“At the end of old money, there is real estate.” In 1935, a wealthy WASP couple buy an island off the coast of Maine. The island comes to enthrall, define, and obsess three generations of the Milton family, and the current generation must confront the costs, both financial and psychological. The unearthing of family secrets challenges assumptions and memories: the Miltons, products of their times, were not immune from their eras’ racism and anti-Semitism. The scope of Blake’s novel is huge, and so is her talent. Absorbing and enlightening, the book will revisit you long after the final page.
- Banna— From Banna's New Recs
A novel about past mistakes and betrayals that ripple throughout generations, The Guest Book examines not just a privileged American family, but a privileged America. It is a literary triumph.
The Guest Book follows three generations of a powerful American family, a family that “used to run the world.”
And when the novel begins in 1935, they still do. Kitty and Ogden Milton appear to have everything—perfect children, good looks, a love everyone envies. But after a tragedy befalls them, Ogden tries to bring Kitty back to life by purchasing an island in Maine. That island, and its house, come to define and burnish the Milton family, year after year after year. And it is there that Kitty issues a refusal that will haunt her till the day she dies.
In 1959 a young Jewish man, Len Levy, will get a job in Ogden’s bank and earn the admiration of Ogden and one of his daughters, but the scorn of everyone else. Len’s best friend, Reg Pauling, has always been the only black man in the room—at Harvard, at work, and finally at the Miltons’ island in Maine.
An island that, at the dawn of the twenty-first century, this last generation doesn’t have the money to keep. When Kitty’s granddaughter hears that she and her cousins might be forced to sell it, and when her husband brings back disturbing evidence about her grandfather’s past, she realizes she is on the verge of finally understanding the silences that seemed to hover just below the surface of her family all her life.
An ambitious novel that weaves the American past with its present, Sarah Blake's The Guest Book looks at the racism and power that has been systemically embedded in the U.S. for generations.
About the Author
Sarah Blake is the author of the novels Grange House and the New York Times bestseller The Postmistress. She lives in Washington, D.C., with her husband and two sons.
“I loved The Guest Book. Sarah Blake has managed the extraordinary feat of writing both an intimate family saga and an ambitious excavation of the subterranean currents of race, class, and power that have shaped America. This is a vivid, transporting novel, written by a master conjuror of time and place.” —Jessica Shattuck, New York Times bestselling author of The Women in the Castle

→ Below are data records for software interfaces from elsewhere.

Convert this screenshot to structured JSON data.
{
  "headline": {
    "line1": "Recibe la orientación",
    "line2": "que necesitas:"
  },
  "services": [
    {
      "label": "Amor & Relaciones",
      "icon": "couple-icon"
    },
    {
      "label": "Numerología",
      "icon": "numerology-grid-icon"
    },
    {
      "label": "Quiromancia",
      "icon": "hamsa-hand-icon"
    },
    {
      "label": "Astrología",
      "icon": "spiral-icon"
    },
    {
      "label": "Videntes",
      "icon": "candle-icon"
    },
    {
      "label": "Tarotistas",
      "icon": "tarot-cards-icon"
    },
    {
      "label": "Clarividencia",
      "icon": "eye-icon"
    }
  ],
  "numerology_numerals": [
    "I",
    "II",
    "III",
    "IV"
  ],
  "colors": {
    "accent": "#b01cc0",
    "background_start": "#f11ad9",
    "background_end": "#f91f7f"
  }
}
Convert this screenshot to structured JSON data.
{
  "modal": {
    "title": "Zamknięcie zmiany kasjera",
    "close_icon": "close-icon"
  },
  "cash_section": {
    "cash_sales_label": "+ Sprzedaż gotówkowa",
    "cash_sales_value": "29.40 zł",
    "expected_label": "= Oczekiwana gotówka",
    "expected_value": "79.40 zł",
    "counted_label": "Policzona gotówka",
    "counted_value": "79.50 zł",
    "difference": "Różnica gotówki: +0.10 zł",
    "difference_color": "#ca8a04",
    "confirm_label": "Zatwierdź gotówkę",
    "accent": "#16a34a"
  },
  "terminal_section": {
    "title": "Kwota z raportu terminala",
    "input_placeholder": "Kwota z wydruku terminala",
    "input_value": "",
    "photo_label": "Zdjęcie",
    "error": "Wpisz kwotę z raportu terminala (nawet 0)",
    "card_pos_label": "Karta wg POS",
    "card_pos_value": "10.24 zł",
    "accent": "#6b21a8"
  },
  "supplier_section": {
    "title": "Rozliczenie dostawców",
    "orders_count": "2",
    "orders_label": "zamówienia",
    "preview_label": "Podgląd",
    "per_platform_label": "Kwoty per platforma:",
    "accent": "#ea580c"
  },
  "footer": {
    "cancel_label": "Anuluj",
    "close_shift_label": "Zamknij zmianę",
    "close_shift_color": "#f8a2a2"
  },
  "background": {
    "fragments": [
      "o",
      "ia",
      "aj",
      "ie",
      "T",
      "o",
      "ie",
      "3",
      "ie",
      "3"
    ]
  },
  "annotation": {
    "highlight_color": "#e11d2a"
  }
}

“Sarah Blake’s powerful, beautifully written story portrays a couple's secret choices that come to haunt succeeding generations. The Guest Book is richly atmospheric and morally compelling in a way that stirs the mind long after the last page.” —Nancy Horan, author of Loving Frank and Under the Wide and Starry Sky
“Spanning three generations of Miltons, The Guest Book deserves a spot on your summer TBR in 2019.” —Bustle
Praise for Sarah Blake’s The Postmistress
“Great books give you a feeling that you miss all day until you finally get to crawl back inside those pages again. The Postmistress is one of those rare books. When I wasn’t reading it, I was thinking about it.” —Kathryn Stockett, author of The Help
“Some novels we savor for their lapidary prose, others for their flesh and blood characters, and still others for a sweeping narrative arc that leaves us light-headed and changed; Sarah Blake’s masterful The Postmistress serves us all this and more.” —Andre Dubus III, author of House of Sand and Fog
“Even readers who don’t think they like historical novels will love this one and talk it up to their friends. Highly recommended for all fans of beautifully wrought fiction.” —Library Journal, starred review
“Blake captures two different worlds…with a deft sense of character and plot, and a perfect willingness to take on big, complex questions.” —Publishers Weekly
“To open Blake’s novel… is to enter a slipstream, so powerful are its velocity, characters, and drama.” —ALA Booklist, starred review
“The Postmistress belongs in what Gellhorn called ‘the permanent and necessary’ library.” —Howard Norman, author of The Bird Artist and Devotion
“Hits hard and pushes buttons expertly…Ms. Blake writes powerfully about the fragility of life….” —The New York Times